    The Sharper Detected and Exposed

    Jean-Eugne Robert-Houdin

  • They produce masterpieces of gastronomic skill at a moderate cost.


British Dictionary definitions for gastronomic

gastronomic

gastronomical

adjective
  1. of or relating to food and cookery, esp the art of good eating
Derived Formsgastronomically, adverb

gastronomy

noun
  1. the art of good eating
  2. the type of cookery of a particular regionthe gastronomy of Provence

Word Origin for gastronomy

C19: from French gastronomie, from Greek gastronomia, from gastēr stomach; see -nomy
Collins English Dictionary - Complete & Unabridged 2012 Digital Edition © William Collins Sons & Co. Ltd. 1979, 1986 © HarperCollins Publishers 1998, 2000, 2003, 2005, 2006, 2007, 2009, 2012

Word Origin and History for gastronomic
adj.

1828, from French gastronomique, from gastronomie (see gastronomy). Related: Gastronomical; gastronomically.

gastronomy

n.

1814, from French gastronomie, coined 1800 by Joseph de Berchoux (1762-1838) as title of poem on good living, after Gastrologia, title of a now-lost poem of antiquity, quoted by Athenaeus (see gastrology). Berchoux's word is from gaster + nomos "arranging, regulating." Related: Gastronomer.

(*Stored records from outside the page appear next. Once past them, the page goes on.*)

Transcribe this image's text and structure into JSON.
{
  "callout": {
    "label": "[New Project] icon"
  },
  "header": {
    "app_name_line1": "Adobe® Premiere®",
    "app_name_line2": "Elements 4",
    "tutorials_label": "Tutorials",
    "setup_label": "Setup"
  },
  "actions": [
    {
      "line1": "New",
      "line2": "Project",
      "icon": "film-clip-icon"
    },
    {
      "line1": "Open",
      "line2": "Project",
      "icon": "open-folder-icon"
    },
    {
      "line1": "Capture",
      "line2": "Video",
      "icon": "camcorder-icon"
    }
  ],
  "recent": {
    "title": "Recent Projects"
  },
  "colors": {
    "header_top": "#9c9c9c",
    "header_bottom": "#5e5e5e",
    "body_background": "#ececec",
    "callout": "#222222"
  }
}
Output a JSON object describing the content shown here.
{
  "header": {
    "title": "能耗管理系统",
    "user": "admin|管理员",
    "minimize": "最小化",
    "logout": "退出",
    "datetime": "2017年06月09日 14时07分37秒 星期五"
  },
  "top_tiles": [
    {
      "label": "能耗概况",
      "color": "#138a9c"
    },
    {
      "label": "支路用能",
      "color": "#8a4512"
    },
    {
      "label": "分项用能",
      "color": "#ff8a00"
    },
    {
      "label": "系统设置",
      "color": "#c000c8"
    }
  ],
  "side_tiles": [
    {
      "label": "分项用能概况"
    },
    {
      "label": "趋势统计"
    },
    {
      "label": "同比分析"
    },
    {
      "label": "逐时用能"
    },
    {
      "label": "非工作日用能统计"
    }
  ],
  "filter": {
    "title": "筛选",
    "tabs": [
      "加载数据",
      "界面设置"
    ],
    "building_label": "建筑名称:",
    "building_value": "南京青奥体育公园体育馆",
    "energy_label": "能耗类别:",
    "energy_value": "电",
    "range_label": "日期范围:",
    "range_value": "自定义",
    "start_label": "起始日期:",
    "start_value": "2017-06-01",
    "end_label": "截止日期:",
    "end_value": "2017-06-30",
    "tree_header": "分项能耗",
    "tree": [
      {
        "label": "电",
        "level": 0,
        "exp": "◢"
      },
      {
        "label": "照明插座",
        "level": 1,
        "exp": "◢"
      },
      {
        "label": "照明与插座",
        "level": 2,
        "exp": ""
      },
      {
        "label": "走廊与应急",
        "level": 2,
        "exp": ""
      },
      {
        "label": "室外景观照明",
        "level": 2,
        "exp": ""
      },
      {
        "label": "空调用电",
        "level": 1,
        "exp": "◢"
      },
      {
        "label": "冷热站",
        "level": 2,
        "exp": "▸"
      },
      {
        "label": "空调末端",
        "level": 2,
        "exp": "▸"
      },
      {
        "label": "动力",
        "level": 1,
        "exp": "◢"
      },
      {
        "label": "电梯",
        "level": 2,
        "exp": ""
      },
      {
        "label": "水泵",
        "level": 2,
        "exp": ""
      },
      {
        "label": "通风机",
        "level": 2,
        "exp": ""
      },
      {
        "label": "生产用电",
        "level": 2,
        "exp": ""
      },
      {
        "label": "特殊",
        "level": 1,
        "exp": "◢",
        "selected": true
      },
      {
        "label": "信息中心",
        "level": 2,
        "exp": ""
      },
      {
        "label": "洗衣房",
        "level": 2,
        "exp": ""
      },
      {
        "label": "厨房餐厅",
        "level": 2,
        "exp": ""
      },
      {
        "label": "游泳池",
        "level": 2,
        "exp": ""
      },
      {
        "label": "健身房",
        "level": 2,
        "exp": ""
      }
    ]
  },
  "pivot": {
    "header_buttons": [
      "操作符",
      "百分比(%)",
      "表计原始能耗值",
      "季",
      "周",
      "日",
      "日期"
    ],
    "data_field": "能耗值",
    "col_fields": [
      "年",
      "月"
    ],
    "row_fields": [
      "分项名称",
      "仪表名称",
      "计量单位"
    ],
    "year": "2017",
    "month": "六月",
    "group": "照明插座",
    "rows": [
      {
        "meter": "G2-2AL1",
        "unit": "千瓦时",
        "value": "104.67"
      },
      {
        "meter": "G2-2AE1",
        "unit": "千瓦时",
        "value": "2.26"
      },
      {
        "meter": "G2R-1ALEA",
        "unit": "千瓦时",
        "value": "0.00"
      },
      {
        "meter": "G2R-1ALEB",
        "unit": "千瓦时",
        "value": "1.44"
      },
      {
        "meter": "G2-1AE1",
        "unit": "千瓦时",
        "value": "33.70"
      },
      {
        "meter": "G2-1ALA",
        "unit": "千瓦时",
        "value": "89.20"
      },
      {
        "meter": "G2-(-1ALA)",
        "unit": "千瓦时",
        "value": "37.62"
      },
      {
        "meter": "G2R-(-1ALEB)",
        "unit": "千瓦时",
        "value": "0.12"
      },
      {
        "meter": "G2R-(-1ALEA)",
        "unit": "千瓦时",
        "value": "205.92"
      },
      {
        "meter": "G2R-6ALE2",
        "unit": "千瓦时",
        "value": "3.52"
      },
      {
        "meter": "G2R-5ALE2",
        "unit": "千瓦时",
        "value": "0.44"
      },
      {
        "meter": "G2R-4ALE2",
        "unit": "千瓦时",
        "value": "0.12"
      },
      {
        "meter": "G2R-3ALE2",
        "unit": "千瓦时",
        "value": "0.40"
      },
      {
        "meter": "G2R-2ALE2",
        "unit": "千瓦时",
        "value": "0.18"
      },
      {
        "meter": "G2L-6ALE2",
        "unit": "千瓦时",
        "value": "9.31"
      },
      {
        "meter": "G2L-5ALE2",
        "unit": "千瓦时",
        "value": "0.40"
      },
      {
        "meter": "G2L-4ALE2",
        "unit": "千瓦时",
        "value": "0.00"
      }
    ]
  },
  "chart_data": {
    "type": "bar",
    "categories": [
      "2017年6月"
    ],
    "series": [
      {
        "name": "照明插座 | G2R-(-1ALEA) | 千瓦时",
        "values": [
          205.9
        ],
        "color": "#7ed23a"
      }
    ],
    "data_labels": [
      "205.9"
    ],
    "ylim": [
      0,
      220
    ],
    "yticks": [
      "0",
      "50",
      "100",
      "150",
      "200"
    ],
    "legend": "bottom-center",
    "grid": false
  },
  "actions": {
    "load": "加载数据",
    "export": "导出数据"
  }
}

Online Etymology Dictionary, © 2010 Douglas Harper